Anne Ayvaliotis, a name familiar in art circles in Maine, died in March at age of 90. Her work is in collections at the Portland Museum of Art and the Farnsworth Art Museum in Rockland.

Yvette Torres Fine Art, 464 Main St., will open a memorial exhibit of her art, “Celebration of an Artist’s Life,” Friday, Sept. 9, with a reception at 5 p.m. The exhibit will run through Oct. 16.

Ayvaliotis was a late-generation Abstract Expressionist, her work developing along the lines of the color field artists of the 1950s and 1960s. She studied at the famous Art Students League in the late 1940s in New York City and then under Hans Hoffman at his School of Fine Art. After independent study in Spain, France, Italy and Greece, she made the bold decision in 1961 to move from Manhattan, the center of the art world at the time, to the rural hills of Washington, Maine.

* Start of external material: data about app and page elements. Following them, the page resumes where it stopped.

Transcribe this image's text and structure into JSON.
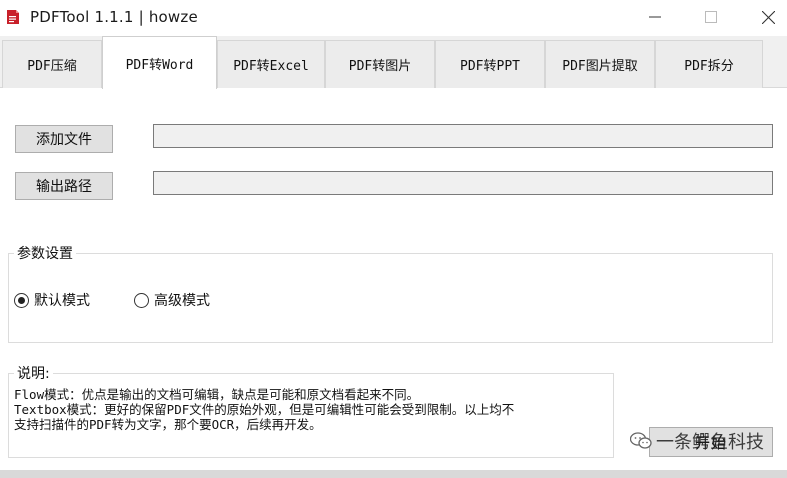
{
  "window": {
    "title": "PDFTool 1.1.1 | howze",
    "app_icon": "pdf-app-icon",
    "controls": {
      "minimize": "minimize-icon",
      "maximize": "maximize-icon",
      "close": "close-icon"
    }
  },
  "tabs": [
    {
      "label": "PDF压缩",
      "active": false
    },
    {
      "label": "PDF转Word",
      "active": true
    },
    {
      "label": "PDF转Excel",
      "active": false
    },
    {
      "label": "PDF转图片",
      "active": false
    },
    {
      "label": "PDF转PPT",
      "active": false
    },
    {
      "label": "PDF图片提取",
      "active": false
    },
    {
      "label": "PDF拆分",
      "active": false
    }
  ],
  "file_row": {
    "button_label": "添加文件",
    "value": ""
  },
  "output_row": {
    "button_label": "输出路径",
    "value": ""
  },
  "params": {
    "title": "参数设置",
    "options": [
      {
        "label": "默认模式",
        "checked": true
      },
      {
        "label": "高级模式",
        "checked": false
      }
    ]
  },
  "description": {
    "title": "说明:",
    "lines": [
      "Flow模式：优点是输出的文档可编辑，缺点是可能和原文档看起来不同。",
      "Textbox模式：更好的保留PDF文件的原始外观，但是可编辑性可能会受到限制。以上均不",
      "支持扫描件的PDF转为文字，那个要OCR，后续再开发。"
    ]
  },
  "start_button": {
    "label": "开始"
  },
  "watermark": {
    "text": "一条鳄鱼科技",
    "icon": "wechat-icon"
  },
  "colors": {
    "pdf_red": "#c8202a",
    "button_bg": "#e1e1e1",
    "tab_bg": "#ececec"
  }
}
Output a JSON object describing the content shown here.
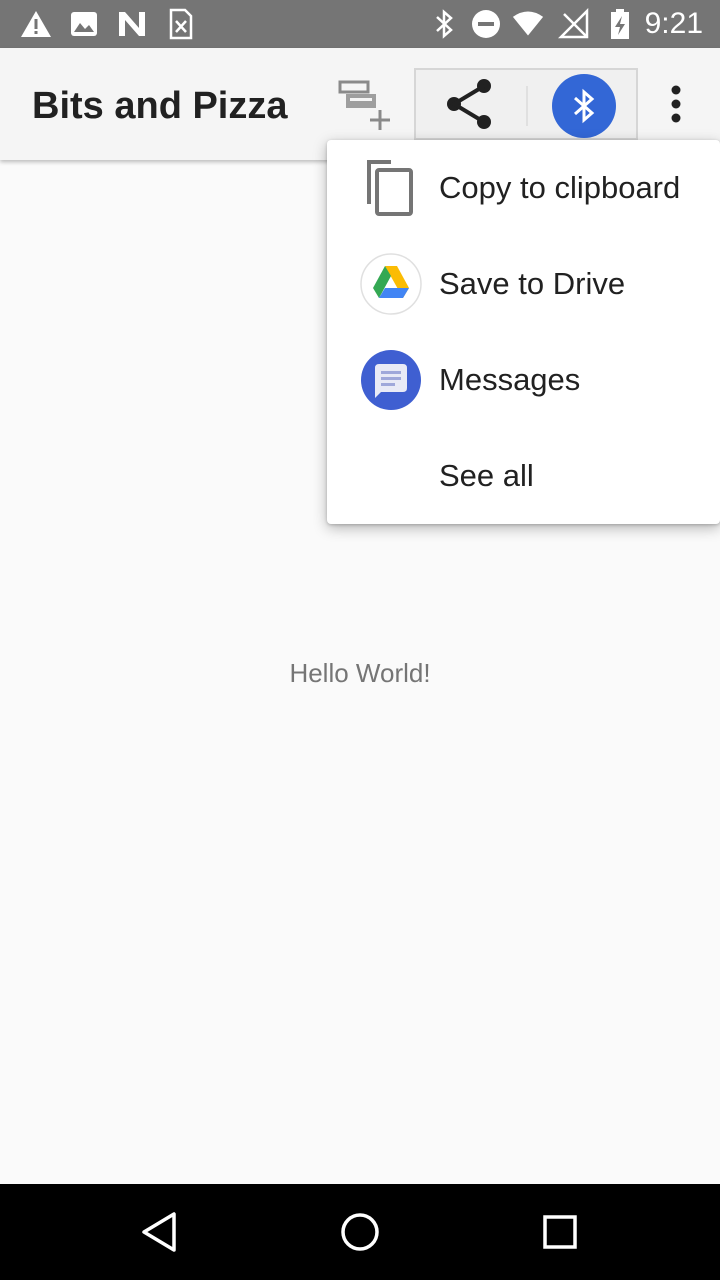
{
  "status_bar": {
    "time": "9:21",
    "left_icons": [
      "warning-icon",
      "image-icon",
      "n-logo-icon",
      "sim-icon"
    ],
    "right_icons": [
      "bluetooth-icon",
      "do-not-disturb-icon",
      "wifi-icon",
      "no-signal-icon",
      "battery-charging-icon"
    ]
  },
  "app_bar": {
    "title": "Bits and Pizza",
    "actions": [
      "create-order-icon",
      "share-icon",
      "bluetooth-share-icon",
      "more-vert-icon"
    ]
  },
  "share_menu": {
    "items": [
      {
        "label": "Copy to clipboard",
        "icon": "copy-icon"
      },
      {
        "label": "Save to Drive",
        "icon": "drive-icon"
      },
      {
        "label": "Messages",
        "icon": "messages-icon"
      },
      {
        "label": "See all",
        "icon": ""
      }
    ]
  },
  "content": {
    "text": "Hello World!"
  },
  "nav_bar": {
    "buttons": [
      "back-icon",
      "home-icon",
      "recents-icon"
    ]
  },
  "colors": {
    "status_bar": "#757575",
    "app_bar": "#f5f5f5",
    "background": "#fafafa",
    "bluetooth_blue": "#3367d6",
    "messages_blue": "#3f5fd1"
  }
}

Many artists she knew — Jackson Pollack, Willem de Kooning — had studios outside of the city, but either they were close to New York or, those who came to Maine including Lois Dodd and Joe Fiore, only summered here.

“It’s fascinating to contemplate how much more widespread her reputation might have been had she stayed in New York City,” said gallery owner Yvette Torres.

But the things that inspired Ayvaliotis to paint were those forms and colors that surrounded her in her little white farmhouse — the fields, her horses, the hills and granite rocks, the lakes. In an interview she said that when she observed nature, she got involved and perceived it in relationship to what she was feeling.

“Both life and painting are about despair and celebration. I always like to have that gigantic tension playing together,” she said.

For more information, call Yvette Torres Fine Art at 332-4014 or visit yvettetorresfineart.com.

Courier Publications’ A&E Editor Dagney C. Ernest can be reached at (207) 594-4401, ext. 115; or dernest@courierpublicationsllc.com.